The Master said: Learn to use your tools, for they can be your closest friend, or your most bitter enemy. How many lives are ruined through ignorance?4 With correct knowledge, our work is brought into harmony with nature, and nature cannot then surprise us.

8. The scholar takes the time needed to complete his work. Before he writes a single character, he prepares his brushes and ink. How like a mother caring for her infant! With endless patience and the true love of knowledge, every stroke will be correct.

The Master said: Never rush something for GenCon. Mei Hao hurried to finish a game before GenCon. When the game was published, it was missing all of its sequencing chits. Mei Hao discovered this, and cried out: I should not have tried to publish [in time for] GenCon! Then he saw that the attack value on every Mongol cavalry unit was wrong. Immediately he drew his sword and stabbed himself through the heart.

9. Therefore, also take proper care to research the subject.

Of course the historical simulation needs research, but other subjects are no less deserving. Then, like a landscape painted by a master, the result will be true to life, and all who observe it will be amazed. Genre fiction requires similar restraints.[?]5

10. Never hesitate to throw away parts of the design that do not work. Though you toiled day and night, unless it works it is worthless. The righteous designer thinks not of himself but always of the players.

Duke Yin designed a game of man-to-man combat. He used pre-plotted manœvres. It was cumbersome, and he abandoned it. He created an action point system. It was inelegant, and he abandoned it. Next he used initiative chits, but they were confusing, and he abandoned them. Finally he tried 'move-fire' with opportunity actions. The result was elegant and playable. Duke Tsu, who playtested each design in turn, remarked: You have designed four different games! Duke Yin replied: No, I have designed only one, the correct one. Thus Duke Yin's wisdom became renowned across the land.

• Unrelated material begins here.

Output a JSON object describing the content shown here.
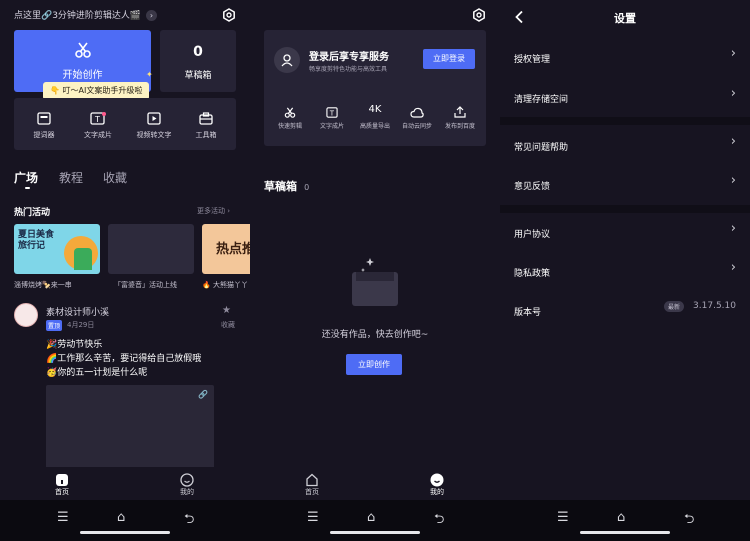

  1. This story is recounted in the Analects, book iv.
  2. Lit. 'after one hundred tests'.
  3. I Ching, The Chase
  4. Not, as Bianco translates, so often do men live their lives in ignorance.
  5. Wang Lo has argued that the text here is corrupt. ['Notes on the Collation of General Tso's "Ten Points"', Peking University Journal of the Humanities, no. ii, 1955] The point of the passage may be that for games based on a fictional genre, the conventions of the genre serve the same rôle as historical facts in a traditional wargame. Thus, the need to 'research'.